Material provided:

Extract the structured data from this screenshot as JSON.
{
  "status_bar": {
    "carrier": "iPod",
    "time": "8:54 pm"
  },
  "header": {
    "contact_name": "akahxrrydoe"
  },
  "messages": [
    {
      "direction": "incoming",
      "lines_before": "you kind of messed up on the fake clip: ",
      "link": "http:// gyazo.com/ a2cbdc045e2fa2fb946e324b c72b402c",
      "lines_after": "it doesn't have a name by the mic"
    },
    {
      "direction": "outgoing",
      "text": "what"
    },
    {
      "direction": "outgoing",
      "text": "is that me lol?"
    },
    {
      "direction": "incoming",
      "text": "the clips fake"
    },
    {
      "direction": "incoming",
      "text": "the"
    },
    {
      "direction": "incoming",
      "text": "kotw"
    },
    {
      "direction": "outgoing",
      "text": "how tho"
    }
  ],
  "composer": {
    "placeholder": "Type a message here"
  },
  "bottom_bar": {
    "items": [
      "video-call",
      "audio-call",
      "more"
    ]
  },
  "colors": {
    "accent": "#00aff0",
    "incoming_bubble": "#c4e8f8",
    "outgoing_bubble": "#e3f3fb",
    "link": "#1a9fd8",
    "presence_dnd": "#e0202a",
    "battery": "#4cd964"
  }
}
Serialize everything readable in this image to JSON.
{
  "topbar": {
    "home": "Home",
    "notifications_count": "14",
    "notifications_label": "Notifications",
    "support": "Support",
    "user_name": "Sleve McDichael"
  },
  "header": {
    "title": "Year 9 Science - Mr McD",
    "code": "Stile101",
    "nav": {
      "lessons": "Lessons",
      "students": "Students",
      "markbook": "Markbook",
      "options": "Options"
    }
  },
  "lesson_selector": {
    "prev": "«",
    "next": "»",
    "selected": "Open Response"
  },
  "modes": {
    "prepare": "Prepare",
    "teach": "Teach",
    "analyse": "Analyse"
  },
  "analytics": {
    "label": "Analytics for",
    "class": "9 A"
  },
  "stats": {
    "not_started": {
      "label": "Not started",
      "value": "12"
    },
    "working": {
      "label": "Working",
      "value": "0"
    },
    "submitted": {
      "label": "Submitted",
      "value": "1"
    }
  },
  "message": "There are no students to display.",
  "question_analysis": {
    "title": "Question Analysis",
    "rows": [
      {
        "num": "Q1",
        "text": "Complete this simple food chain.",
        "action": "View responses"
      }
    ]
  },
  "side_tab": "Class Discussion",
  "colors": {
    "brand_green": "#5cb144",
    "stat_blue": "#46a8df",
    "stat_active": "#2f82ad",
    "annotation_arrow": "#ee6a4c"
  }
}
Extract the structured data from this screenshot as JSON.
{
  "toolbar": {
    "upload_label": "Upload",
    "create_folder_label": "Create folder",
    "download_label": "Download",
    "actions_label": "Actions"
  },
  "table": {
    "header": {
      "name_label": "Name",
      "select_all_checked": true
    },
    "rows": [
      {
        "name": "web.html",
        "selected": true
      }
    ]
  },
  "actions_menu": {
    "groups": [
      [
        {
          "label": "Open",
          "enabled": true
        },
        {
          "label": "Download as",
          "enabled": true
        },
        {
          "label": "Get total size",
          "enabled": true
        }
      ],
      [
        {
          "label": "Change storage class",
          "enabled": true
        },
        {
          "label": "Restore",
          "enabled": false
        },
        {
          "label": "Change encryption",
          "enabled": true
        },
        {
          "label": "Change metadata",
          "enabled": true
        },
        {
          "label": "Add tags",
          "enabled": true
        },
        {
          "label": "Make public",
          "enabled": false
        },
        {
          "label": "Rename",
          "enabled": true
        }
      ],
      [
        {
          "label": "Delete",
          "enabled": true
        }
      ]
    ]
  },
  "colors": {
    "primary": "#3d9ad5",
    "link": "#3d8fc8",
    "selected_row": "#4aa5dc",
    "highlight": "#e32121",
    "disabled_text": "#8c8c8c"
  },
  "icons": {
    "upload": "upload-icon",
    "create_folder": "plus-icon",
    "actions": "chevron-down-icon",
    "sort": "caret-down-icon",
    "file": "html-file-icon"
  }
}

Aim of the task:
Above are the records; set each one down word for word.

Exercise result:
Extract the structured data from this screenshot as JSON.
{
  "status_bar": {
    "carrier": "iPod",
    "time": "8:54 pm"
  },
  "header": {
    "contact_name": "akahxrrydoe"
  },
  "messages": [
    {
      "direction": "incoming",
      "lines_before": "you kind of messed up on the fake clip: ",
      "link": "http:// gyazo.com/ a2cbdc045e2fa2fb946e324b c72b402c",
      "lines_after": "it doesn't have a name by the mic"
    },
    {
      "direction": "outgoing",
      "text": "what"
    },
    {
      "direction": "outgoing",
      "text": "is that me lol?"
    },
    {
      "direction": "incoming",
      "text": "the clips fake"
    },
    {
      "direction": "incoming",
      "text": "the"
    },
    {
      "direction": "incoming",
      "text": "kotw"
    },
    {
      "direction": "outgoing",
      "text": "how tho"
    }
  ],
  "composer": {
    "placeholder": "Type a message here"
  },
  "bottom_bar": {
    "items": [
      "video-call",
      "audio-call",
      "more"
    ]
  },
  "colors": {
    "accent": "#00aff0",
    "incoming_bubble": "#c4e8f8",
    "outgoing_bubble": "#e3f3fb",
    "link": "#1a9fd8",
    "presence_dnd": "#e0202a",
    "battery": "#4cd964"
  }
}
Serialize everything readable in this image to JSON.
{
  "topbar": {
    "home": "Home",
    "notifications_count": "14",
    "notifications_label": "Notifications",
    "support": "Support",
    "user_name": "Sleve McDichael"
  },
  "header": {
    "title": "Year 9 Science - Mr McD",
    "code": "Stile101",
    "nav": {
      "lessons": "Lessons",
      "students": "Students",
      "markbook": "Markbook",
      "options": "Options"
    }
  },
  "lesson_selector": {
    "prev": "«",
    "next": "»",
    "selected": "Open Response"
  },
  "modes": {
    "prepare": "Prepare",
    "teach": "Teach",
    "analyse": "Analyse"
  },
  "analytics": {
    "label": "Analytics for",
    "class": "9 A"
  },
  "stats": {
    "not_started": {
      "label": "Not started",
      "value": "12"
    },
    "working": {
      "label": "Working",
      "value": "0"
    },
    "submitted": {
      "label": "Submitted",
      "value": "1"
    }
  },
  "message": "There are no students to display.",
  "question_analysis": {
    "title": "Question Analysis",
    "rows": [
      {
        "num": "Q1",
        "text": "Complete this simple food chain.",
        "action": "View responses"
      }
    ]
  },
  "side_tab": "Class Discussion",
  "colors": {
    "brand_green": "#5cb144",
    "stat_blue": "#46a8df",
    "stat_active": "#2f82ad",
    "annotation_arrow": "#ee6a4c"
  }
}
Extract the structured data from this screenshot as JSON.
{
  "toolbar": {
    "upload_label": "Upload",
    "create_folder_label": "Create folder",
    "download_label": "Download",
    "actions_label": "Actions"
  },
  "table": {
    "header": {
      "name_label": "Name",
      "select_all_checked": true
    },
    "rows": [
      {
        "name": "web.html",
        "selected": true
      }
    ]
  },
  "actions_menu": {
    "groups": [
      [
        {
          "label": "Open",
          "enabled": true
        },
        {
          "label": "Download as",
          "enabled": true
        },
        {
          "label": "Get total size",
          "enabled": true
        }
      ],
      [
        {
          "label": "Change storage class",
          "enabled": true
        },
        {
          "label": "Restore",
          "enabled": false
        },
        {
          "label": "Change encryption",
          "enabled": true
        },
        {
          "label": "Change metadata",
          "enabled": true
        },
        {
          "label": "Add tags",
          "enabled": true
        },
        {
          "label": "Make public",
          "enabled": false
        },
        {
          "label": "Rename",
          "enabled": true
        }
      ],
      [
        {
          "label": "Delete",
          "enabled": true
        }
      ]
    ]
  },
  "colors": {
    "primary": "#3d9ad5",
    "link": "#3d8fc8",
    "selected_row": "#4aa5dc",
    "highlight": "#e32121",
    "disabled_text": "#8c8c8c"
  },
  "icons": {
    "upload": "upload-icon",
    "create_folder": "plus-icon",
    "actions": "chevron-down-icon",
    "sort": "caret-down-icon",
    "file": "html-file-icon"
  }
}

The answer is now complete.